Don’t be afraid to just go fishing

So you had a terrible practice.  Trust me, it happens.  Maybe you tanked on the first day of an event and are looking up from the bottom of the standings.  Maybe you struggled a whole lot more than you should at a certain time of the year and the only chance you will have to win is if you miraculously catch a giant to go with your squeekers even though you had nothing to make you believe you can.  Come tournament day, just go fishing!  Don’t be afraid to throw most of your practice away and use the tournament day as another practice day.  That might mean for you to take a look at a different section of the lake if you feel that you had the right pattern dialed in but didn’t have the quality to show for it.  It could also mean that you need to go a drastic direction and fish a completely different style.
    A prime example was a regional championship a few years ago where I found myself sitting in 72nd place after the first day with a whopping 1lb 12oz.  Probably a good time to pack it in and get ready to haul bass out of town after the second day weigh in muttering something about “I’ll get them next time” right?  I chose not to and decided to scratch what I had done the day before and relocate to an area that I hadn’t fished in practice but had a gut feeling that it would produce.  The second day results proved that it was the correct move as I shot all the way up to 3rd in the standings with the largest bag of the event.  I went from thinking about making plans for trip home to making plans to fish the national championship the following January all in one day.  
    When I say that you can scrap what you figured out in practice or on day one of a multiple day event, I’m not saying to just randomly drive somewhere and hope for the best.  You have to use what information that you have gathered from the water, even if it isn’t much to go on.  In my case, I noticed that the water had dropped four or five inches over the course of the first tournament day so I relocated from shallow, slow tapering banks to a rip rap retaining wall that had a much steeper drop off because it offered the fish more protection from the falling water.  I proceeded to box the largest bag of the tournament by 11:30 and spend the rest of the day conserving fish and trying to expand my pattern.

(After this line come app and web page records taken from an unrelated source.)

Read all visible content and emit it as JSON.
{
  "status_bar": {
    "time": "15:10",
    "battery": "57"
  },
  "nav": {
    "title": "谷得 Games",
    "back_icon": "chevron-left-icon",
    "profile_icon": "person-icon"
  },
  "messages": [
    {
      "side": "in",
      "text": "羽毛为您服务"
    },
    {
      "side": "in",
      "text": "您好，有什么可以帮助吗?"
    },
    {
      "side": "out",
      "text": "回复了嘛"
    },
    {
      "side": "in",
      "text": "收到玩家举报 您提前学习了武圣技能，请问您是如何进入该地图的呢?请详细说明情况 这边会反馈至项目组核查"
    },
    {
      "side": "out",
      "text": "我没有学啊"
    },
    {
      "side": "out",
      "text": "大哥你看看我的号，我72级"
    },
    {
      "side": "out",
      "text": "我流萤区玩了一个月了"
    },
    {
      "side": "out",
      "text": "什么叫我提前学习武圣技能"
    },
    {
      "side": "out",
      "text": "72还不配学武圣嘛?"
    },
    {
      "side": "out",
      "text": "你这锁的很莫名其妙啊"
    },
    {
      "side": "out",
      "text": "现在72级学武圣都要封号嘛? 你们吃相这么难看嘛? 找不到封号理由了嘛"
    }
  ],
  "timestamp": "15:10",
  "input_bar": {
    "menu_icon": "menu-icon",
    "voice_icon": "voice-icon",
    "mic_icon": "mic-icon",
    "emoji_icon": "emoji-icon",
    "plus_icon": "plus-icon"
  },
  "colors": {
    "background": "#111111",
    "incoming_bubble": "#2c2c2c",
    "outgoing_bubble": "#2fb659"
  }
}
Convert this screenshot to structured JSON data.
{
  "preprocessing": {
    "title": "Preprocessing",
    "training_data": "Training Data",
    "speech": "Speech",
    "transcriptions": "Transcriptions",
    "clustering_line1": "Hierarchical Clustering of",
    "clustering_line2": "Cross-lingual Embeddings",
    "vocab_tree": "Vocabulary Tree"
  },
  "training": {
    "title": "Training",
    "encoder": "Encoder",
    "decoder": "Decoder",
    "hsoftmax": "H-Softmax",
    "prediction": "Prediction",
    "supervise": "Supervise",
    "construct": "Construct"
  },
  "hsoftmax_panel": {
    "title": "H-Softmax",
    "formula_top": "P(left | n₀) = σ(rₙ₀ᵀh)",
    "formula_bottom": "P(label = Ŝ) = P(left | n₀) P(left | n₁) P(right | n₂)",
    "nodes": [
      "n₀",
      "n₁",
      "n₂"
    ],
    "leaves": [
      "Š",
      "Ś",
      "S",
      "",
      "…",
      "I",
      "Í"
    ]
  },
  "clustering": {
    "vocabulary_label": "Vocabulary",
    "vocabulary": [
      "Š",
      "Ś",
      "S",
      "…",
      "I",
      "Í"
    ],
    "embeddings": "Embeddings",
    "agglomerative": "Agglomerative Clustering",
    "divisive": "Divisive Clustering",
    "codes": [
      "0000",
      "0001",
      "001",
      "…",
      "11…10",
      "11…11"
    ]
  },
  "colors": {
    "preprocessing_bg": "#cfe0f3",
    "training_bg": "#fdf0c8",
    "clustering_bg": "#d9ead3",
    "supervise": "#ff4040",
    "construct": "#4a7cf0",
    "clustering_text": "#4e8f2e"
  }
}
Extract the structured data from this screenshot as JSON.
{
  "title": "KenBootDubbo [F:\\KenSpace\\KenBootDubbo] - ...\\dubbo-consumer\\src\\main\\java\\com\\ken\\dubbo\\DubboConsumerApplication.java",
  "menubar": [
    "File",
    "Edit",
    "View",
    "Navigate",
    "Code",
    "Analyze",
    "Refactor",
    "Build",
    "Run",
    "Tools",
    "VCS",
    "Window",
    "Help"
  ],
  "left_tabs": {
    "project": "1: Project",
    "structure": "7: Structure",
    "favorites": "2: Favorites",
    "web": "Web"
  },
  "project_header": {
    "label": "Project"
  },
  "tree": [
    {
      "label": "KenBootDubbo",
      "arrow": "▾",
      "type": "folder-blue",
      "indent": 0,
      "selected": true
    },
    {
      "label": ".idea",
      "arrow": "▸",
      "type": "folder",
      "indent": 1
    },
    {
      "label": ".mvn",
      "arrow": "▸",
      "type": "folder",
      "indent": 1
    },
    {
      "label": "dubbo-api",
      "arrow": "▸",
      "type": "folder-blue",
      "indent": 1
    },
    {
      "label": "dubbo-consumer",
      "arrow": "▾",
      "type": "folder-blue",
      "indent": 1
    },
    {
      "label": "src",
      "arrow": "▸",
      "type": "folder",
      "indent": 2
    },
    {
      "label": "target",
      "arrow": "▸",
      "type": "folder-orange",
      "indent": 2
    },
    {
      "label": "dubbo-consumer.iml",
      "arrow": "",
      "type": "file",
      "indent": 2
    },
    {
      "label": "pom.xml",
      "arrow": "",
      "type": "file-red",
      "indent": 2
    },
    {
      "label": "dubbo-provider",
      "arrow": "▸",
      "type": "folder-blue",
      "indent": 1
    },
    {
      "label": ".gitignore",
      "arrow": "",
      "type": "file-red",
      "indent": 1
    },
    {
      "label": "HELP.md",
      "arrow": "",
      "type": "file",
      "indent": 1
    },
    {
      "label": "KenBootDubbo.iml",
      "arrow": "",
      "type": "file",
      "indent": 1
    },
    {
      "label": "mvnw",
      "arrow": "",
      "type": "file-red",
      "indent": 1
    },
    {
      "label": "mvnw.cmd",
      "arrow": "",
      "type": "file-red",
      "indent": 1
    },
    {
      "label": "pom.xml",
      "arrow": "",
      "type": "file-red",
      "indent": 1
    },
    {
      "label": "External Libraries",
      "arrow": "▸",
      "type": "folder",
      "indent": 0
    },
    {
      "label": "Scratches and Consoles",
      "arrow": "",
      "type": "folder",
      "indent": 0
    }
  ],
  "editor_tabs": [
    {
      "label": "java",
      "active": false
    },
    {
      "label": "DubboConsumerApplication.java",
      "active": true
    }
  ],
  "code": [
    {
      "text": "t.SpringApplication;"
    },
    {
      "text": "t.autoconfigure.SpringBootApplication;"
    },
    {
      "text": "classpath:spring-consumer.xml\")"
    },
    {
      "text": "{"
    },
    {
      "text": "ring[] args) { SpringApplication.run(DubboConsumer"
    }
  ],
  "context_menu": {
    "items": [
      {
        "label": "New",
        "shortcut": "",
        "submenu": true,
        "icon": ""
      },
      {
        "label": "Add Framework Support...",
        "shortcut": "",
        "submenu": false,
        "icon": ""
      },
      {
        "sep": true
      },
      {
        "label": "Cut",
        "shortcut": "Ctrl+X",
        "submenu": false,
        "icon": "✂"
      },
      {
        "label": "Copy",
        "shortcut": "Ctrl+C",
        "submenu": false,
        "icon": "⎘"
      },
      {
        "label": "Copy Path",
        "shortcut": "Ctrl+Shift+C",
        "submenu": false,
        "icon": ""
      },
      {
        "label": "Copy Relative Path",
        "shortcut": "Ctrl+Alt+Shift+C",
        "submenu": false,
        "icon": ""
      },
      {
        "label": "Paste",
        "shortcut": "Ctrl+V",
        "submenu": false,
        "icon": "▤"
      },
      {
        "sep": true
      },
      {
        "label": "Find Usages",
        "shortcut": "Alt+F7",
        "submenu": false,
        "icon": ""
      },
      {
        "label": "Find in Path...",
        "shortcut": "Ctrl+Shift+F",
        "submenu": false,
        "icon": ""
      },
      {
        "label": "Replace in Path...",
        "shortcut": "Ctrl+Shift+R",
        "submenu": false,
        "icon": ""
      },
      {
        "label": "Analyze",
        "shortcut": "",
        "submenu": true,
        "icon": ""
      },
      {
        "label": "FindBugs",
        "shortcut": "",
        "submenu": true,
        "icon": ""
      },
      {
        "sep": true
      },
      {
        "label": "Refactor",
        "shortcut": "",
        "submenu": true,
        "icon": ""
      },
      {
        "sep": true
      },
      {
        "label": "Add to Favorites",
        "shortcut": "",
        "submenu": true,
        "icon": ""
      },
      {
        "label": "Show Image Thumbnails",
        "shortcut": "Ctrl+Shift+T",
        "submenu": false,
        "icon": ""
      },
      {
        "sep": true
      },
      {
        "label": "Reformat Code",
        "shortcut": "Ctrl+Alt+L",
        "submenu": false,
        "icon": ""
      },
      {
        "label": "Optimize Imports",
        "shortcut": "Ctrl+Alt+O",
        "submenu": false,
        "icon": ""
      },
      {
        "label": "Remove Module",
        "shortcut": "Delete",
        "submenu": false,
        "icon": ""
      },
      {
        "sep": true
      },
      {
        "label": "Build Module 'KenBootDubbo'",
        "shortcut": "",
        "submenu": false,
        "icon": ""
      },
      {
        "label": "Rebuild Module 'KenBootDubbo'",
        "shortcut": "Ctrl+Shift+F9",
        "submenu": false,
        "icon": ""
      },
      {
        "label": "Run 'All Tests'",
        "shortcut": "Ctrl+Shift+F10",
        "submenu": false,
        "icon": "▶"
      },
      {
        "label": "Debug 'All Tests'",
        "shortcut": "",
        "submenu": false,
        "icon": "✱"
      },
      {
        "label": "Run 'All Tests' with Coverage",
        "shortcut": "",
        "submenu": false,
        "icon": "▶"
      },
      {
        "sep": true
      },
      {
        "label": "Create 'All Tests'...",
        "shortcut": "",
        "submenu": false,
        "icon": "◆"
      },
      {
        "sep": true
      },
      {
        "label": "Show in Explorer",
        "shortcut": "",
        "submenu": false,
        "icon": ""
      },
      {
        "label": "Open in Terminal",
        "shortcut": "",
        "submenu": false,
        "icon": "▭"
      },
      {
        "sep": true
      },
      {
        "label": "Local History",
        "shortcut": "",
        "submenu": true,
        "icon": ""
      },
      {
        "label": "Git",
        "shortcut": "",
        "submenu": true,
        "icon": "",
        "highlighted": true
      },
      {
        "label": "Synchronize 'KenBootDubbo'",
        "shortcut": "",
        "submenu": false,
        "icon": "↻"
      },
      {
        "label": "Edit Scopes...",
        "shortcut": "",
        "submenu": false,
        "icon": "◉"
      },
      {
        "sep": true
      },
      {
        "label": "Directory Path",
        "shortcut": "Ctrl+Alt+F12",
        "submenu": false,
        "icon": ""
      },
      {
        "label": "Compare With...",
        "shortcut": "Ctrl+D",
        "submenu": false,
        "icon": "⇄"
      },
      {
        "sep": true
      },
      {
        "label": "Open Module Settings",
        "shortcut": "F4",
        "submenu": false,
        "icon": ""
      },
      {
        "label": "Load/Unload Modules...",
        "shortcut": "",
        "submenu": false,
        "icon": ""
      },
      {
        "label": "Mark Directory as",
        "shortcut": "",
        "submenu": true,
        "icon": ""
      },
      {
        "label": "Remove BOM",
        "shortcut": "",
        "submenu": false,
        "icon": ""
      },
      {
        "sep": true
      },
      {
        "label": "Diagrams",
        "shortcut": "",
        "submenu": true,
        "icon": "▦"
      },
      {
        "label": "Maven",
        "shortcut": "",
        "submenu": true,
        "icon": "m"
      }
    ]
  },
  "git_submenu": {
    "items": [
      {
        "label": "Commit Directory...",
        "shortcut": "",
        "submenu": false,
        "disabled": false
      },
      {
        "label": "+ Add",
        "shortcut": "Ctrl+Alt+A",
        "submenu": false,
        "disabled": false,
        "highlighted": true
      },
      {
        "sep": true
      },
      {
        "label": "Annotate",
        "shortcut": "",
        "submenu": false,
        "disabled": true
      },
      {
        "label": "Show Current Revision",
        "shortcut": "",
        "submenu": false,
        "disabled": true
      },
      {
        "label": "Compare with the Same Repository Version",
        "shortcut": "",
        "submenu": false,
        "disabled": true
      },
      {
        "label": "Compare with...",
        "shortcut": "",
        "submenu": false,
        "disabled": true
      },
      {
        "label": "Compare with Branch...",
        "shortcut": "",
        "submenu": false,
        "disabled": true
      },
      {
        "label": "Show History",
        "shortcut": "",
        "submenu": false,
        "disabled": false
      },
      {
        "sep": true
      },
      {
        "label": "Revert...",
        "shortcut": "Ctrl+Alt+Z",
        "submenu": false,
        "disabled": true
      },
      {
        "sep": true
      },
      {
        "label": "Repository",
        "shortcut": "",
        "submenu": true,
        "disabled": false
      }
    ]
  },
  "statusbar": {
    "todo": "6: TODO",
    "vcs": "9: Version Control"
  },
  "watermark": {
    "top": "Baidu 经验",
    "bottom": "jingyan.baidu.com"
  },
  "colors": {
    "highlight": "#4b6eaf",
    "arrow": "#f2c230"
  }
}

    Just remember, failing to adjust will send you packing with your tail tucked more times than not!  You know what they say a definition of insanity is right?  Doing the same thing over and over but hoping for a different result.  How many of us just found out that we are less sane then we had thought?